Jim Martin, MPSA, CCHP, is Accreditation Specialist with the National Commission Correctional Health Care (NCCHC). This post is based on his session “Working Together: Health Services and Custody Fostering Better Relationships” taking place at the 2017 National Conference on Correctional Health Care in Chicago, November 4-8, 2017. Learn more about the conference and register HERE.
When I consult in jails and prisons, one of my first concerns is the relationship among custody and healthcare staff. Effective working relationships between officers and nurses have a huge effect on health care delivery. That is why I was delighted to see Jim Martin’s session on the NCCHC National Conference session schedule. You see, Jim has nearly 23 years in law enforcement, serving as a Lieutenant and Assistant Jail Commander with the Vanderburgh County Sheriff’s Office in Southern Indiana so his background provides a helpful perspective on relationship-building across the disciplines.

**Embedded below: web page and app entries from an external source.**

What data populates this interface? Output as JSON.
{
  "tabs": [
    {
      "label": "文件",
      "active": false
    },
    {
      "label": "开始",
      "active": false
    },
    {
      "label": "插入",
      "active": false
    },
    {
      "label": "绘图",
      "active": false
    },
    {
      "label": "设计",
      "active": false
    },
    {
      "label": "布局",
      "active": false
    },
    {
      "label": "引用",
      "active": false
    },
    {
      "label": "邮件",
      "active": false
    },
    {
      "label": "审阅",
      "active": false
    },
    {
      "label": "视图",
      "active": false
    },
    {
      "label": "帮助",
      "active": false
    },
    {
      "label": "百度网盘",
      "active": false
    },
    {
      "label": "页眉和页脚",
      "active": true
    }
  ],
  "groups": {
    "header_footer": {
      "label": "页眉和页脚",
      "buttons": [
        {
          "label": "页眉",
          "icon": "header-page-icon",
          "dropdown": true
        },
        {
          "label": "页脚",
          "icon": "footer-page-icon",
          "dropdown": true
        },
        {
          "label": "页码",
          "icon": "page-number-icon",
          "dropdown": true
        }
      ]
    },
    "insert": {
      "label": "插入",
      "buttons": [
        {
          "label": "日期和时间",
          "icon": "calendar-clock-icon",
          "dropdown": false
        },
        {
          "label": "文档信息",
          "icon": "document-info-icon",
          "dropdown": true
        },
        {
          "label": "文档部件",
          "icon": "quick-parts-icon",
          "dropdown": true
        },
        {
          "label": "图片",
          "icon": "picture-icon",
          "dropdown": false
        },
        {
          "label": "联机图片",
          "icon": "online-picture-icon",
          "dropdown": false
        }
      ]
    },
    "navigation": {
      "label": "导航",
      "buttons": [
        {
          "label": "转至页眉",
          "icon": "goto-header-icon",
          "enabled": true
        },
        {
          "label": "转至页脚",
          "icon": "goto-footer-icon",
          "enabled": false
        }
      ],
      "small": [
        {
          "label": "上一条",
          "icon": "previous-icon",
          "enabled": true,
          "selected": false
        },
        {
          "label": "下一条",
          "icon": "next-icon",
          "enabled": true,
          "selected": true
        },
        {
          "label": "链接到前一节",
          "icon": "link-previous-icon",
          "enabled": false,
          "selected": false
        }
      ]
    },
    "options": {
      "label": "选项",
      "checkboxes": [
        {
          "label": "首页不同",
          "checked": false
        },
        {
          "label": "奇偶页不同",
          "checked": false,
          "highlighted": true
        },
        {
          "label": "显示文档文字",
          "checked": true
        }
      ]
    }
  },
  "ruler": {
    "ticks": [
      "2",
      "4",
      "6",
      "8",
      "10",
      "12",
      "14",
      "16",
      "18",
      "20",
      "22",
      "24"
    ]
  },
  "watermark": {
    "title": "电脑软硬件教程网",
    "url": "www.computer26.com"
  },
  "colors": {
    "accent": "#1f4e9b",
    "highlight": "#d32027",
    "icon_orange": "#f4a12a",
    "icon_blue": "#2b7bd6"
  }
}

According to Jim, correctional health care and custody are facing similar challenges. Both disciplines are experiencing increasing staff shortages. Working in a jail or prison is not easy for anybody. Both disciples need to be flexible. For example, nurses must be able to change from acting as an emergency nurse to being a psychiatric nurse in a matter of minutes. Likewise, officers must be able to implement social work or crisis management with little notice. Both roles, however, are unique and not everyone has what it takes to be proficient in every area. The best medical units have the support of the custody staff and the best custody staff has the support of the health services staff.
In Jim’s experience, successful custody/healthcare teams prioritize communication and a desire to work together. Custody and health services have to work together to provide quality healthcare services. One cannot exist without the other. He describes this as a “bit of a dance” toward meeting mutual goals.
Health care professionals have a distinctive role of providing quality health care; while custody professionals have a distinctive role of custody and control. Usually, each is able to perform their roles in harmony and without affecting the other. However, there will be occasions when the roles conflict. This is where learning the dance steps toward meeting mutual goals is vital. Jim’s advice from his years of jail administrator experience is that in some situations both disciplines have to give.
The T.E.A.M. Approach
Learning to waltz can be as simple as each discipline understanding the other’s role. It is easy to assume that by working in the same organization we know what another discipline must accomplish and overcome. Jim likes using a simple acronym – T.E.A.M. – to guide relationship-building in correctional settings.
- Talk about your goals: Communication lines have to be open. Each discipline must feel comfortable talking about the goals when a crisis arises.
- Expectations are set: Set realistic expectations when working through an issue or solving a problem.
- Approach collaboration with openness: Be open-minded and approach conflict with a common goal, not individual desires.
- Meetings need to be effective: No one likes to go to a meeting just to say you have a meeting. Make these opportunities count.
Jim offers some advice for those seeking to improve relationships in their organization. For example, if you are seeking to make a change in process, answer the question “How does it benefit the agency?” He also recommends that healthcare staff learn what other disciplines do by working together on mutual projects or goals. This avoids compartmentalization and develops collaboration skills. It also helps avoid work duplication and can streamline processes.
Healthy professional work relationships create healthier workplaces. Jim’s final advice: Talk to each other. Learn from each other. Lean on each other.
How have you learned to dance with your correctional colleagues? Share your story in the comments section of this post.
This post is part of a series discussing topics addressed during sessions of the 2017 National Conference on Correctional Health Care. All posts in this series can be found HERE.